All that’s left now is to eat it! Mr L’s birthday is in early January so our healthy eating doesn’t begin until after that – very handy indeed!
This week’s project is a fun card, giving a little surprise to the recipient. When the card is opened, the snowflake spins around. Of course, it doesn’t have to be a spinning snowflake, you can use any shape. I include a star shaped card at the end which looks really cool!
To begin, I cut the aperture from the card base and layers. To get them to line up perfectly, I layered the pieces without gluing, placed my circle die and held them all in place with a post-it note for running through the Big Shot. The card base didn’t cut through as there were too many layers but it did leave an impression so I knew where to put the die the second time around.
Next, I stamped my snowflake images and cut them out. They seemed a little flimsy for my purpose so I cut another 2 snowflakes from thick Whisper White card and stuck one to the back of each stamped image. I sandwiched a length of beading elastic down the centre of the two snowflakes to make the spinning element. I have also seen people use dental floss or fishing line for the supporting line; I tried embroidery floss to begin with and that didn’t work very well.
I glued the DSP onto the mat layer and then the two ends of elastic were adhered top and bottom of the aperture on the back of the mat layer.
This whole panel was then glued onto the card base, using plenty of strong adhesive at the elastic anchor points.
Using the Snowflake Wishes stamp set, I stamped the liner and my sentiment.
To make it spin for the recipient, just twist the spinner round 4 or 5 times before placing it in the envelope. Here is the finished card in action!
After completing this card, I wanted to see if it would work with a more complex shape so made this one using the Stitched Stars dies and Brightly Gleaming DSP. It did!
Having bought the Snowflake Splendour DSP, I thought I’d better make an effort to use it! The pack handily gives the coordinating colours so it’s easy to choose a colour scheme for your project. I used Balmy Blue and Highland Heather as I like to try some non-traditional Christmas colour schemes for a bit of a change.
First, I die cut a circle of Balmy Blue glimmer paper and Whisper White card. I then cut the snowflake into the glimmer paper using the large snowflake die from So Many Snowflakes and glued this on top of the white circle.
The background was cut from a sheet of the DSP and adhered to the card base.
I use the stamps from Snowflake Wishes to decorate the card liner and envelope and for my greeting.
The last job was to assemble the card, adhering the snowflake element to the top. I could have popped it up on foam dimensionals but left it flat for easier posting.

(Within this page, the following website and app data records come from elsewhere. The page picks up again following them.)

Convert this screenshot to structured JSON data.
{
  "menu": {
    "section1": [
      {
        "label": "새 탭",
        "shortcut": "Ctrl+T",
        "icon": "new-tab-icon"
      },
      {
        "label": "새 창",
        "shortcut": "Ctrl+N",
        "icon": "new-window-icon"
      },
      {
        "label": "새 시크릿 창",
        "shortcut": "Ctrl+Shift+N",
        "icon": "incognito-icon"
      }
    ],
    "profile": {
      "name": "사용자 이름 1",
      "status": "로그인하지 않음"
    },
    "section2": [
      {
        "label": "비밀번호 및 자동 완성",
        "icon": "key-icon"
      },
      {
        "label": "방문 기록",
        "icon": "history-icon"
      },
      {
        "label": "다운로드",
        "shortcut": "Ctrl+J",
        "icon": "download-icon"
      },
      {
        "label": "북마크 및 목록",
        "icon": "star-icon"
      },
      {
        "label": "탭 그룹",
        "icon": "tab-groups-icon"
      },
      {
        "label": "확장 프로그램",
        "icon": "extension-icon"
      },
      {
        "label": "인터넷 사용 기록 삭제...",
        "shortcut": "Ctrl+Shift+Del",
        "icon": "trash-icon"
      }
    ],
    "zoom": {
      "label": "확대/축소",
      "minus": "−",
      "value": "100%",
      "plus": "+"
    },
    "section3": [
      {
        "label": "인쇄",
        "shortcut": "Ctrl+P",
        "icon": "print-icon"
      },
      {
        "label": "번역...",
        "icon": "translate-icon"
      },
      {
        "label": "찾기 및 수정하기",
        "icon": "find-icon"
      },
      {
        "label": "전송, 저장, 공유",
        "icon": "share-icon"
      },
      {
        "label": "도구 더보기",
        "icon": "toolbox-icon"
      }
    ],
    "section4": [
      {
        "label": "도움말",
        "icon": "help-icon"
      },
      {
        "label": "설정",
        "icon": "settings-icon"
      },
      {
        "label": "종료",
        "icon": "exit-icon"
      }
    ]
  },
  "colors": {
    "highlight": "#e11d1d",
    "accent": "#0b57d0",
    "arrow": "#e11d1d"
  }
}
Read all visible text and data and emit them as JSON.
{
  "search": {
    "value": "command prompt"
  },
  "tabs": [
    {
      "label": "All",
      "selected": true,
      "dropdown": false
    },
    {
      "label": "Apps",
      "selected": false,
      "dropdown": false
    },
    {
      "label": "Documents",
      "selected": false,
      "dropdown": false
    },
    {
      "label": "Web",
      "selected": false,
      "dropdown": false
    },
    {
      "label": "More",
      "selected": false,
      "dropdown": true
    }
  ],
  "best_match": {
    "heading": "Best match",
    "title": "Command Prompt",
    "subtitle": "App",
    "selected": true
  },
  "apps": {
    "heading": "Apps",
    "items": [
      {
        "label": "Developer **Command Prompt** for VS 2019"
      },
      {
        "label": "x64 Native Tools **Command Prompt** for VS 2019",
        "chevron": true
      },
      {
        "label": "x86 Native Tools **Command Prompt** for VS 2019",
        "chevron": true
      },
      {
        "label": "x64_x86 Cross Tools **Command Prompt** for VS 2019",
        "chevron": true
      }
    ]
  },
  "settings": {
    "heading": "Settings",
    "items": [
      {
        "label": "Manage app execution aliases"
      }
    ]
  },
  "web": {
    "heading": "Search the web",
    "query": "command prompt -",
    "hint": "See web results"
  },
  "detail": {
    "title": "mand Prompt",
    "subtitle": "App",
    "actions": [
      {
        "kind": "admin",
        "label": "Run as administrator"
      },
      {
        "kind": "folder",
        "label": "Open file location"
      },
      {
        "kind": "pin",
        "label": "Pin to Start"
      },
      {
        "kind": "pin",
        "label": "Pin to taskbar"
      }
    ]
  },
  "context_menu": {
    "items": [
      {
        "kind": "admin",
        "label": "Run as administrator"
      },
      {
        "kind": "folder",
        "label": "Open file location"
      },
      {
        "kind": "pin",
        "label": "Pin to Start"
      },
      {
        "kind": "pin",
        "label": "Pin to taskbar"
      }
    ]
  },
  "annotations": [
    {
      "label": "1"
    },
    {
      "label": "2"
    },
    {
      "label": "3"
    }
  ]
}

For my second card, I used Highland Heather and a retired glimmer paper which goes really well with the colours in the Snowflake Splendour DSP.